The founder doesn’t have the patience to invest in this process.

John Hammond doesn’t care how he disrupts your precious work.

Congratulations! You may regret this, but getting the founder to accept an invite to a minimum three-day meeting is a big accomplishment. No matter how much prep work you did in persuading your organization to apply this process, you may likely be met with skepticism at best. The founder doesn’t always adhere to your rules either, so be prepared for some possible frequent interruptions bookended by uninterested smartphone usage.

Solution: Highlight deliverables and never forget, money talks. If you can make the results of a sprint feel tangible and attach some dollar amounts to how much money these processes can potentially save (or generate!) you are more likely to hold their attention.

The founder is too attached to their own vision and unwilling to change based on prototype feedback.

No matter the carnage, the founder is always right and you’re doin’ it wrong.

This is one of the keystones of Founder’s syndrome: any challenges tend to underscore their own beliefs and act as an imperative to take greater control of the minutiae of the product. In a sprint setting, this is usually results in dismissive reactions to your testers. Founders can be quick to subscribe to the Faster Horse ideology, but underestimate the real-world learning curve between their vision and the status quo.

Solution: When you conduct testing, ease the blow to your founder’s ego a little by asking for “advice” and not feedback. This frame of mind helps the tester feel like they are partnering with you (and they are) to improve your product.

The founder considers themselves to be the authority on technical decisions.

See. It’s the same thing.

This is where you might encounter the founder ignoring the sentiment of specialized attendees (design, engineering, marketing, etc.). They may also take this a step further and criticize or — in extreme cases — remove the offender from the exercise. They might cite other products that “went viral” or had allegedly short-lived beta versions as proof enough that these experts are less integral to the org. Having these people on staff is sometimes a checkbox for investors in their mind.

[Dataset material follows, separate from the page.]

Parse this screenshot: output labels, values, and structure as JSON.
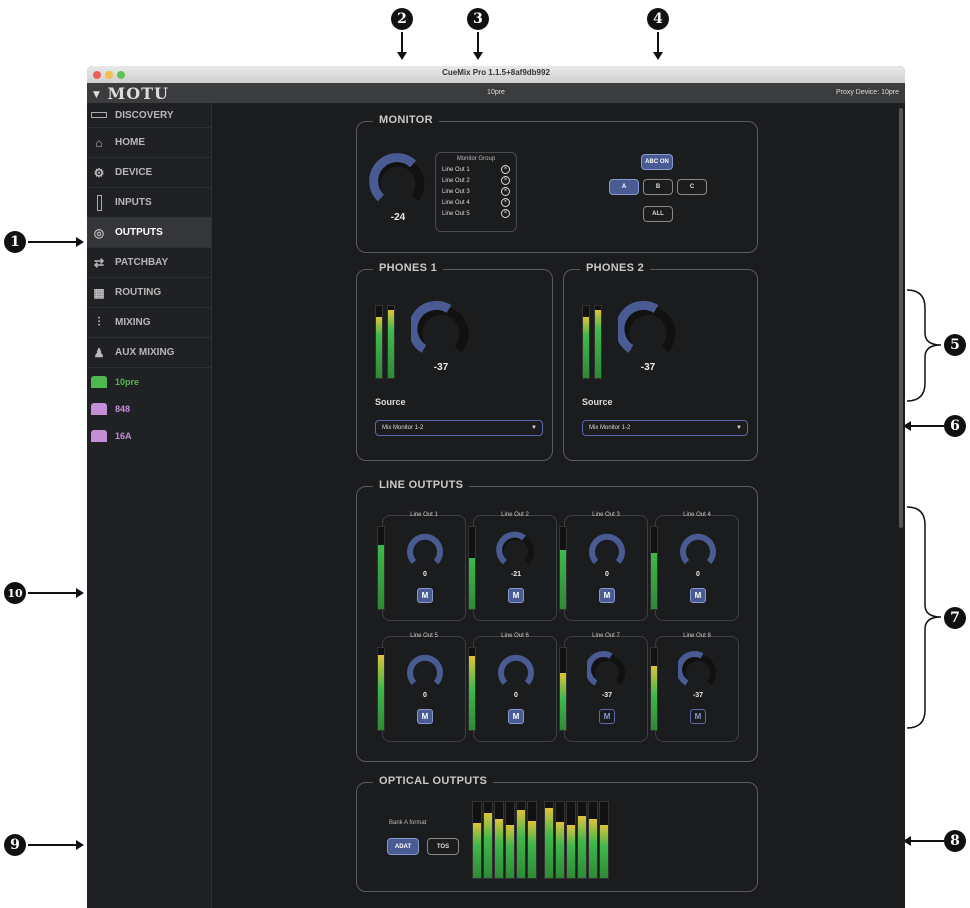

Solution: Be transparent about what your role is and what your department has been up to. It’s likely that they don’t know what you do on a granular level, so speak in terms that are in plain language, too. Once they gain a fundamental understanding, they’ll trust you a bit more and feel proud when they do reference something technical properly.

The organization has structured the sprint to include people loyal to the founder.

To be fair, it’s not always a lawyer.

Much like the lawyer in Jurassic Park, the “Donald Gennaros” of your organization are people who have worked with the founder in the past and are there to reinforce the founder’s own beliefs. No matter how many things go wrong, they will always sit on the toilet of loyalty (a loyalet?) until the Tyrannosaurus they created eventually consumes them whole. This will make voting during sprints particularly difficult as they will gravitate to the founder’s solutions or the founder may only endorse theirs.

Solution: Become an expert. SME’s that have little experience in product design can still be very useful. They are often happy to share their experiences and sources of knowledge around an industry or topic that is foreign to you because hey, we all feel good when someone considers us an expert.

It’s important to remember that John Hammond is not the villain.

He had a lot of great qualities that enabled him to act on his vision and he was sincerely interested in being involved in every aspect of the creation of a product. Don’t let the founder’s behavior skew your Design Sprints into meaningless, sisyphean tasks. Cure them of their syndrome.

Or this may happen to you.

“Loyalet.” Yeah that’s a good portmanteau. CC BY 2.0